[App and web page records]
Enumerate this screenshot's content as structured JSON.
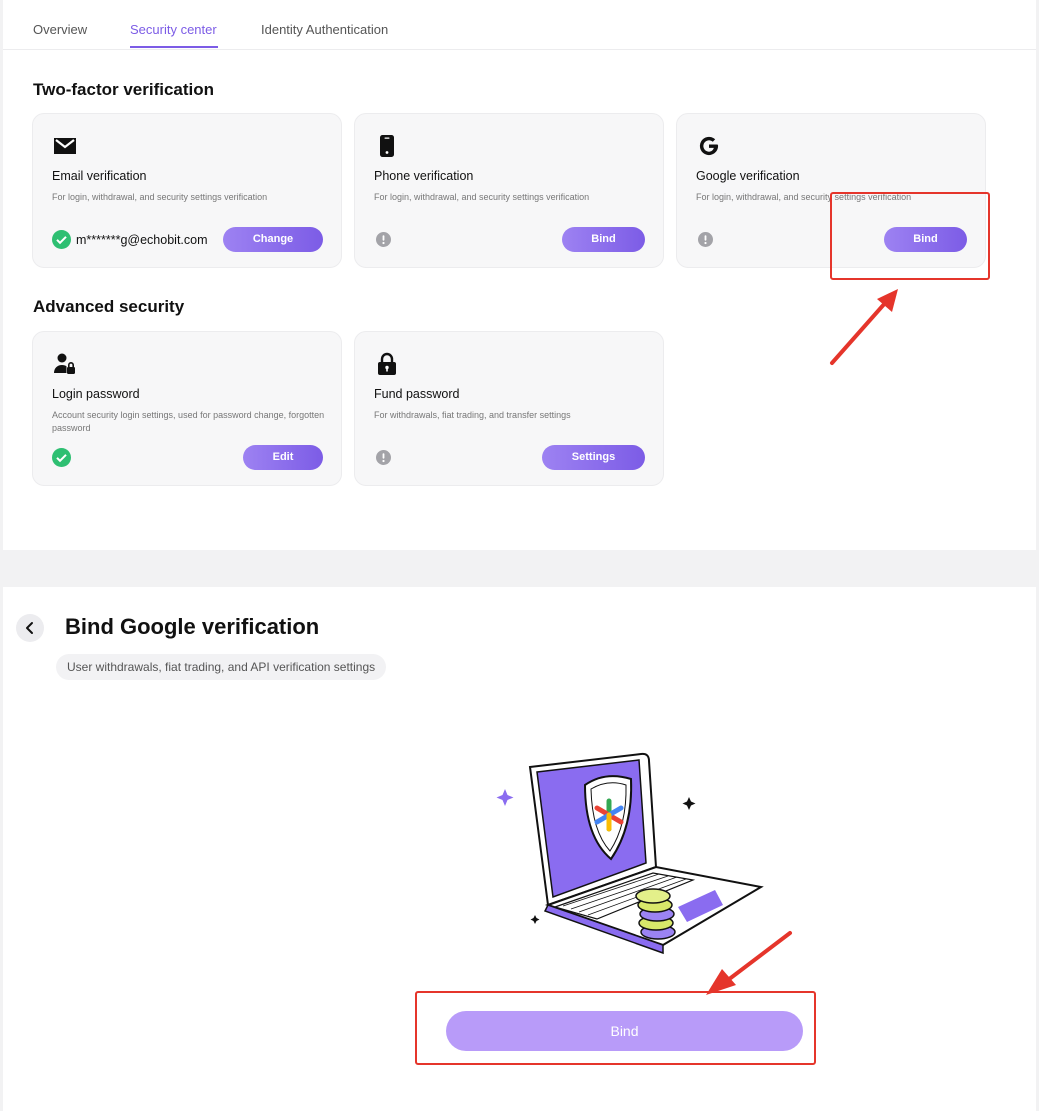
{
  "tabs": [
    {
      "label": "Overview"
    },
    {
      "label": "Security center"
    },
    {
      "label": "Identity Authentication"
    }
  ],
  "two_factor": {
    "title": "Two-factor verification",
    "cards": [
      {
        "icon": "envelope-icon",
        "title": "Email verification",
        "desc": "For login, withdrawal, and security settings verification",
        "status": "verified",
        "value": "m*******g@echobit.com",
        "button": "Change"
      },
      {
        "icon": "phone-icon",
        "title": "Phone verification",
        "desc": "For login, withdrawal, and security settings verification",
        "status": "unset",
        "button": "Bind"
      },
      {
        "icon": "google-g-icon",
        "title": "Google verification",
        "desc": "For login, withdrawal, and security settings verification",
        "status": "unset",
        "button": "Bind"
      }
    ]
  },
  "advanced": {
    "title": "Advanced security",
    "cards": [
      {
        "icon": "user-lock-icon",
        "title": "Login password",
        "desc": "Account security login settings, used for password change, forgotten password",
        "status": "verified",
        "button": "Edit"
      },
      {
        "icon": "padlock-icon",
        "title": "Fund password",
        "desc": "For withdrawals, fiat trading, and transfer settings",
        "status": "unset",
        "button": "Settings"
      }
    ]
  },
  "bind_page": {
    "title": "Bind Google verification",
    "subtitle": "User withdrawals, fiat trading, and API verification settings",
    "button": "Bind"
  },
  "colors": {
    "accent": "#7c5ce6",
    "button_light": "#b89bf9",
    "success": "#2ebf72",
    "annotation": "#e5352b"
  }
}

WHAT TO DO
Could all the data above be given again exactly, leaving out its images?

SOLUTION TO THE EXERCISE
Enumerate this screenshot's content as structured JSON.
{
  "tabs": [
    {
      "label": "Overview"
    },
    {
      "label": "Security center"
    },
    {
      "label": "Identity Authentication"
    }
  ],
  "two_factor": {
    "title": "Two-factor verification",
    "cards": [
      {
        "icon": "envelope-icon",
        "title": "Email verification",
        "desc": "For login, withdrawal, and security settings verification",
        "status": "verified",
        "value": "m*******g@echobit.com",
        "button": "Change"
      },
      {
        "icon": "phone-icon",
        "title": "Phone verification",
        "desc": "For login, withdrawal, and security settings verification",
        "status": "unset",
        "button": "Bind"
      },
      {
        "icon": "google-g-icon",
        "title": "Google verification",
        "desc": "For login, withdrawal, and security settings verification",
        "status": "unset",
        "button": "Bind"
      }
    ]
  },
  "advanced": {
    "title": "Advanced security",
    "cards": [
      {
        "icon": "user-lock-icon",
        "title": "Login password",
        "desc": "Account security login settings, used for password change, forgotten password",
        "status": "verified",
        "button": "Edit"
      },
      {
        "icon": "padlock-icon",
        "title": "Fund password",
        "desc": "For withdrawals, fiat trading, and transfer settings",
        "status": "unset",
        "button": "Settings"
      }
    ]
  },
  "bind_page": {
    "title": "Bind Google verification",
    "subtitle": "User withdrawals, fiat trading, and API verification settings",
    "button": "Bind"
  },
  "colors": {
    "accent": "#7c5ce6",
    "button_light": "#b89bf9",
    "success": "#2ebf72",
    "annotation": "#e5352b"
  }
}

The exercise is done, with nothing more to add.